**What this task involves:**
Produce an exact copy of the listing.

-- Exercise material follows --

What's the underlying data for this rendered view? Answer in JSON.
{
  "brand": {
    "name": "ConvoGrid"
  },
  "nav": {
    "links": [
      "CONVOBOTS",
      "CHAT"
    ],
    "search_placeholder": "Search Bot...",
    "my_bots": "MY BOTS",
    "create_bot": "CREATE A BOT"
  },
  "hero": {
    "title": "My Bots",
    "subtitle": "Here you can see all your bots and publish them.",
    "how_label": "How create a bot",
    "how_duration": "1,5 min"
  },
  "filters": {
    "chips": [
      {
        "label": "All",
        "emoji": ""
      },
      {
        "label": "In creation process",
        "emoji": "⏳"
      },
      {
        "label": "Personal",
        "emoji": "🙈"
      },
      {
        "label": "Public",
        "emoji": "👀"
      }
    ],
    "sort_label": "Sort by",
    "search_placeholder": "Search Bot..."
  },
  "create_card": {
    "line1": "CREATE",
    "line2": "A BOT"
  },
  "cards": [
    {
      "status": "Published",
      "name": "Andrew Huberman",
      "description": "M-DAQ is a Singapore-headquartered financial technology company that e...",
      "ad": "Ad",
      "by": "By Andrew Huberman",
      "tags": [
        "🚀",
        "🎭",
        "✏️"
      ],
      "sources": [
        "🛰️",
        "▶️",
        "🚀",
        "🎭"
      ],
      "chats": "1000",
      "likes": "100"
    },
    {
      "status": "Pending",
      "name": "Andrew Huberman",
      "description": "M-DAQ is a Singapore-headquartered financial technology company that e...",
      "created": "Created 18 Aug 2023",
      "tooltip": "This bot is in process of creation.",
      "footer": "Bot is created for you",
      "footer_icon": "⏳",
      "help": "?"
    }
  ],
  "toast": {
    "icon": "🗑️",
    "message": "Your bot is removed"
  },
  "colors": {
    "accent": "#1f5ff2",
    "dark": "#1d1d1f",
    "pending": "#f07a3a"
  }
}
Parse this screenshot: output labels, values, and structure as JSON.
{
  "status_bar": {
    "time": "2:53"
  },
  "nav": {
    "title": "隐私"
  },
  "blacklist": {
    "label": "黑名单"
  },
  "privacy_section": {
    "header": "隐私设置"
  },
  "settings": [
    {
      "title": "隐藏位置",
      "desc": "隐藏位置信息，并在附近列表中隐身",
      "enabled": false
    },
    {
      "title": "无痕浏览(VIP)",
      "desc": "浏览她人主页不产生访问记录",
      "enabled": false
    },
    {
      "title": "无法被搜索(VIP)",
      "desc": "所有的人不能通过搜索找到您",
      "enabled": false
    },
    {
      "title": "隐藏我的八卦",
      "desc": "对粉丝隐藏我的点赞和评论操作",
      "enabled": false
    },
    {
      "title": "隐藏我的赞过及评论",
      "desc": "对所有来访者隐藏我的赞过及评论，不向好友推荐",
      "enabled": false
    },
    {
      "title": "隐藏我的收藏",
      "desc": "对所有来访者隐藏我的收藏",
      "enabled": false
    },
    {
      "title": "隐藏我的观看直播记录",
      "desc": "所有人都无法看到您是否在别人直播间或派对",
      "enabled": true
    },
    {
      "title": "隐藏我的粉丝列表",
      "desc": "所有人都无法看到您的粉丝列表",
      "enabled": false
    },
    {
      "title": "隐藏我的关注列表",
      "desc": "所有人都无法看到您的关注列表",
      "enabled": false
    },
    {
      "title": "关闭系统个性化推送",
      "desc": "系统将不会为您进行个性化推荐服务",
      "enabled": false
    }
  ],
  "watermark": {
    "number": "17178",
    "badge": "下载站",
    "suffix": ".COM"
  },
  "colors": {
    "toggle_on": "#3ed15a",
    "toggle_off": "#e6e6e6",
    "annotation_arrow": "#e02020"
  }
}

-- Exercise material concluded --

**Answer for the task:**
What's the underlying data for this rendered view? Answer in JSON.
{
  "brand": {
    "name": "ConvoGrid"
  },
  "nav": {
    "links": [
      "CONVOBOTS",
      "CHAT"
    ],
    "search_placeholder": "Search Bot...",
    "my_bots": "MY BOTS",
    "create_bot": "CREATE A BOT"
  },
  "hero": {
    "title": "My Bots",
    "subtitle": "Here you can see all your bots and publish them.",
    "how_label": "How create a bot",
    "how_duration": "1,5 min"
  },
  "filters": {
    "chips": [
      {
        "label": "All",
        "emoji": ""
      },
      {
        "label": "In creation process",
        "emoji": "⏳"
      },
      {
        "label": "Personal",
        "emoji": "🙈"
      },
      {
        "label": "Public",
        "emoji": "👀"
      }
    ],
    "sort_label": "Sort by",
    "search_placeholder": "Search Bot..."
  },
  "create_card": {
    "line1": "CREATE",
    "line2": "A BOT"
  },
  "cards": [
    {
      "status": "Published",
      "name": "Andrew Huberman",
      "description": "M-DAQ is a Singapore-headquartered financial technology company that e...",
      "ad": "Ad",
      "by": "By Andrew Huberman",
      "tags": [
        "🚀",
        "🎭",
        "✏️"
      ],
      "sources": [
        "🛰️",
        "▶️",
        "🚀",
        "🎭"
      ],
      "chats": "1000",
      "likes": "100"
    },
    {
      "status": "Pending",
      "name": "Andrew Huberman",
      "description": "M-DAQ is a Singapore-headquartered financial technology company that e...",
      "created": "Created 18 Aug 2023",
      "tooltip": "This bot is in process of creation.",
      "footer": "Bot is created for you",
      "footer_icon": "⏳",
      "help": "?"
    }
  ],
  "toast": {
    "icon": "🗑️",
    "message": "Your bot is removed"
  },
  "colors": {
    "accent": "#1f5ff2",
    "dark": "#1d1d1f",
    "pending": "#f07a3a"
  }
}
Parse this screenshot: output labels, values, and structure as JSON.
{
  "status_bar": {
    "time": "2:53"
  },
  "nav": {
    "title": "隐私"
  },
  "blacklist": {
    "label": "黑名单"
  },
  "privacy_section": {
    "header": "隐私设置"
  },
  "settings": [
    {
      "title": "隐藏位置",
      "desc": "隐藏位置信息，并在附近列表中隐身",
      "enabled": false
    },
    {
      "title": "无痕浏览(VIP)",
      "desc": "浏览她人主页不产生访问记录",
      "enabled": false
    },
    {
      "title": "无法被搜索(VIP)",
      "desc": "所有的人不能通过搜索找到您",
      "enabled": false
    },
    {
      "title": "隐藏我的八卦",
      "desc": "对粉丝隐藏我的点赞和评论操作",
      "enabled": false
    },
    {
      "title": "隐藏我的赞过及评论",
      "desc": "对所有来访者隐藏我的赞过及评论，不向好友推荐",
      "enabled": false
    },
    {
      "title": "隐藏我的收藏",
      "desc": "对所有来访者隐藏我的收藏",
      "enabled": false
    },
    {
      "title": "隐藏我的观看直播记录",
      "desc": "所有人都无法看到您是否在别人直播间或派对",
      "enabled": true
    },
    {
      "title": "隐藏我的粉丝列表",
      "desc": "所有人都无法看到您的粉丝列表",
      "enabled": false
    },
    {
      "title": "隐藏我的关注列表",
      "desc": "所有人都无法看到您的关注列表",
      "enabled": false
    },
    {
      "title": "关闭系统个性化推送",
      "desc": "系统将不会为您进行个性化推荐服务",
      "enabled": false
    }
  ],
  "watermark": {
    "number": "17178",
    "badge": "下载站",
    "suffix": ".COM"
  },
  "colors": {
    "toggle_on": "#3ed15a",
    "toggle_off": "#e6e6e6",
    "annotation_arrow": "#e02020"
  }
}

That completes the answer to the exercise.